The thought is to keep the meeting as simple as possible...this example is based on a minor 10 game, scheduled for 6pm...the current time 6:03pm.
first two bullet points are important!...the other points are informative points to the coaches
Below are examples of some plate meetings. Always keep in mind how you are observed by others. In other words, treat the coaches as you would like to be treated. During the plate meeting, keep the meeting light and informative, do not throw in threats to the coaches since that will only cause problems in the game at a later time.
here's an example of how NOT to hold your meeting....
Coaches....I will not hear any discussions on judgment calls, these calls are final. You must be one arm length away from the dugout or I will place you in the dugout. Are your players properly equipped? if your catcher comes to the plate without wearing a cup, I will send the child back to the dugout and you will be ejected from the game. This game is one hour and 45 mins long, I will keep the clock and there is no room for discussion. If there are complaints from your players, you or your fans, I will eject you from the game.
The proper way to handle the plate meeting:
Coaches... are your players properly equipped? (get a verbal "yes" from each). Are you satisfied with the field conditions? (get a verbal) (this is important especially if there is no batter’s box and the coaches later question if the batter was out of the box when he hit the ball). As I understand, this game is one hour and 45 mins long, is this correct? Five runs per inning except for the 5th and 6th inning. Judgment calls are final, if you do have a question about a call, please go to the umpire making the call. If it is about a rule, the other umpire and I will discuss the ruling and hopefully, arrive at the correct decision. Please keep your coaches to one arm's length from the dug out....is there any questions that I can answer at this time? Ok, coaches the clock has three minutes on it already so let’s get the home team on the field.
Do you see the difference between the two meetings?...the first one is surrounded by "I"... "I will send...", "I will keep the clock...." do not make yourself the focal point of the meeting...this is a mutual meeting between you as the umpires and them as the coaches.
By getting a verbal "yes" on the players properly equipped, you are now released from any liabilities so checking for cups is not needed, and clearly not a reason to eject a coach. By asking questions after a statement, leaves room for us to appear to be humble. Asking the question about the condition of the field is important especially if there is no batter’s box and the coaches later question if the batter was out of the box when he hit the ball, this way, you can tell the coach “you agreed to the condition of the field”. The statement about the rules...LORD knows we do not know every rule in the book...so don't pretend you do!!!...so saying that you will "hopefully" arrive at the correct decision allows you to make the best decision at the time (but DO look up the rule after the game). If the coaches do not agree with your ruling, they can certainly protest the game (that is their RIGHT to do so). The next statement, "please"....this is a nice way to ask the coaches to remain close to their dugouts.
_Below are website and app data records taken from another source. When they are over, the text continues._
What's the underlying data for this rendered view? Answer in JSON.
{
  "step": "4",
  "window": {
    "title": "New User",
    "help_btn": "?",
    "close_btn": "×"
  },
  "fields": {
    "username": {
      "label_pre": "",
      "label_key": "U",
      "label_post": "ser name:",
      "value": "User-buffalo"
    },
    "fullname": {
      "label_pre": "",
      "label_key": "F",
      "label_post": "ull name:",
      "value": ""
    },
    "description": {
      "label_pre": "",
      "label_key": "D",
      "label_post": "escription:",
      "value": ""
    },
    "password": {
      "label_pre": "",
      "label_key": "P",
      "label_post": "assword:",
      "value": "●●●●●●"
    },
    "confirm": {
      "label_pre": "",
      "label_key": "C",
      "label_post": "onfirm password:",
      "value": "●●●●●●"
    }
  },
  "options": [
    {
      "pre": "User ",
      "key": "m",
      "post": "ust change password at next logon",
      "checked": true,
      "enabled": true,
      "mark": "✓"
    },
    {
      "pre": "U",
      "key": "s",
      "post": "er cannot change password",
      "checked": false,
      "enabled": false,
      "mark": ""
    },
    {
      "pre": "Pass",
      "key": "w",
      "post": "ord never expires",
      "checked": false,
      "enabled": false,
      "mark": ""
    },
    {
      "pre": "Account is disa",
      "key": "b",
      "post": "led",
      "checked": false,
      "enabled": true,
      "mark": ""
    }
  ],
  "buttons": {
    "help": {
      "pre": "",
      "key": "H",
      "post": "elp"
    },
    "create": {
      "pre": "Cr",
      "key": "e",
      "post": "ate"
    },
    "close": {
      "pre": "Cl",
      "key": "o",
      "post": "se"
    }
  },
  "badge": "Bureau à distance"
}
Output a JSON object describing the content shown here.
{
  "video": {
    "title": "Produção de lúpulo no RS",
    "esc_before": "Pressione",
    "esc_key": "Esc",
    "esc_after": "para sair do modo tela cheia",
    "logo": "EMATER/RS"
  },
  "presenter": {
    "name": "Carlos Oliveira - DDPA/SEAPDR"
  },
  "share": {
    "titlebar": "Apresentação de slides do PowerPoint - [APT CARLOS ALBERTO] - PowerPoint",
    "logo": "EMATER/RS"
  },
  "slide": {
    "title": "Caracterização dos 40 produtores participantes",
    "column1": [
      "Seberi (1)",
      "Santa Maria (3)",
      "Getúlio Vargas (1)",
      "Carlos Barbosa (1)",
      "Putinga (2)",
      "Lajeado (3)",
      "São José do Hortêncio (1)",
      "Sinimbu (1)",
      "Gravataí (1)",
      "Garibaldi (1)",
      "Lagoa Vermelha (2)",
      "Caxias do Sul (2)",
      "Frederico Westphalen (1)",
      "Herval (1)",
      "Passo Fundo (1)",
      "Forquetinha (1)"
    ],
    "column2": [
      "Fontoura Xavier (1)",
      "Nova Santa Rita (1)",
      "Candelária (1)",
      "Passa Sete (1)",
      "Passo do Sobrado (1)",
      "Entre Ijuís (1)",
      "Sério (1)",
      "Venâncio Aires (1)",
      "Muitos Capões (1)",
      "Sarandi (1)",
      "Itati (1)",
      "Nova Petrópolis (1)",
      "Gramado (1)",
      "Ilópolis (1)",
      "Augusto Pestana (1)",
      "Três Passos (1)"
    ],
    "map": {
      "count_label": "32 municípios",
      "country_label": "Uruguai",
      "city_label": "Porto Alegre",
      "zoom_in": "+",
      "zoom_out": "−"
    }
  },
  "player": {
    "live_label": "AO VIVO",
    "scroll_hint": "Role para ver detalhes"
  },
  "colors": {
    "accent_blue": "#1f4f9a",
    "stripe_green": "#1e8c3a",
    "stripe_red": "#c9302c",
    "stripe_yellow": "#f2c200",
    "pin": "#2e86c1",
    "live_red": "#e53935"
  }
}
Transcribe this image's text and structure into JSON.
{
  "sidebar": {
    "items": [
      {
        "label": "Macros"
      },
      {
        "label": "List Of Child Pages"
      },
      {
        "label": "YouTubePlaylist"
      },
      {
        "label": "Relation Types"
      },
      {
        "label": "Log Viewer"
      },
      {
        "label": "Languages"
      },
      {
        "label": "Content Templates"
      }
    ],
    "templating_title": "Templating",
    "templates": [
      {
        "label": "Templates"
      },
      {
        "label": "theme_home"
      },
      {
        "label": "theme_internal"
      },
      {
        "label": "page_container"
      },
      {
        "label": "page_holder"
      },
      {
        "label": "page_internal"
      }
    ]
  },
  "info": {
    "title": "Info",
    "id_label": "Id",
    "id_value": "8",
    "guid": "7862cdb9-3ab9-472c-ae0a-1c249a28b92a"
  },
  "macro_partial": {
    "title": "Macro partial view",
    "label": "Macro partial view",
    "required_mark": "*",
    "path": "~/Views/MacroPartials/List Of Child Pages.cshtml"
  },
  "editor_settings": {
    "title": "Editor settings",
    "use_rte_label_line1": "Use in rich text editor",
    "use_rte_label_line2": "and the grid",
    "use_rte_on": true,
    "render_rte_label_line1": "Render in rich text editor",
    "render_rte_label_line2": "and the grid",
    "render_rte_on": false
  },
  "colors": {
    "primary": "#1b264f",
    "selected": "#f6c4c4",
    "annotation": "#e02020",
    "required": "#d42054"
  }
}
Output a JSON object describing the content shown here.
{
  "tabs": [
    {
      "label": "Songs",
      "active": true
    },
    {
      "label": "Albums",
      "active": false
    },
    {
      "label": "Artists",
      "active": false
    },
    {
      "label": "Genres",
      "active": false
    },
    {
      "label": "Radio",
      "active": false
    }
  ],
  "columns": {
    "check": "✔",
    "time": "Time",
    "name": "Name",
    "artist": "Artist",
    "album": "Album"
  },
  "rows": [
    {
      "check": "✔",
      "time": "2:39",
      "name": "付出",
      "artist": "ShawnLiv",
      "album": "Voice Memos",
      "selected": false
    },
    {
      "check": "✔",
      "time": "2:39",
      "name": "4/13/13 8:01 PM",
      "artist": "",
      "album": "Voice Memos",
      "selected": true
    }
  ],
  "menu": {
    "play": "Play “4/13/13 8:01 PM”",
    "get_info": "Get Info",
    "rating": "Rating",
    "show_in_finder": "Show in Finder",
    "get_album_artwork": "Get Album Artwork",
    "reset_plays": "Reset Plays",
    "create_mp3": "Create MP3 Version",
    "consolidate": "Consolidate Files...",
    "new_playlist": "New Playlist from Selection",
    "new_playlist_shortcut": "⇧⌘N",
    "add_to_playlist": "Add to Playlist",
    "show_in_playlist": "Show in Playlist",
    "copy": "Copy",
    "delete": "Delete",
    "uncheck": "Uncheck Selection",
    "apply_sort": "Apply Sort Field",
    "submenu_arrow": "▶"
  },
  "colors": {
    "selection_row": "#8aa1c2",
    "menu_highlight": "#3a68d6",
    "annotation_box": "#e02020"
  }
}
If they start creeping up the fence line, then by you asking them to return, is a gentle reminder to go back to one arm's length away.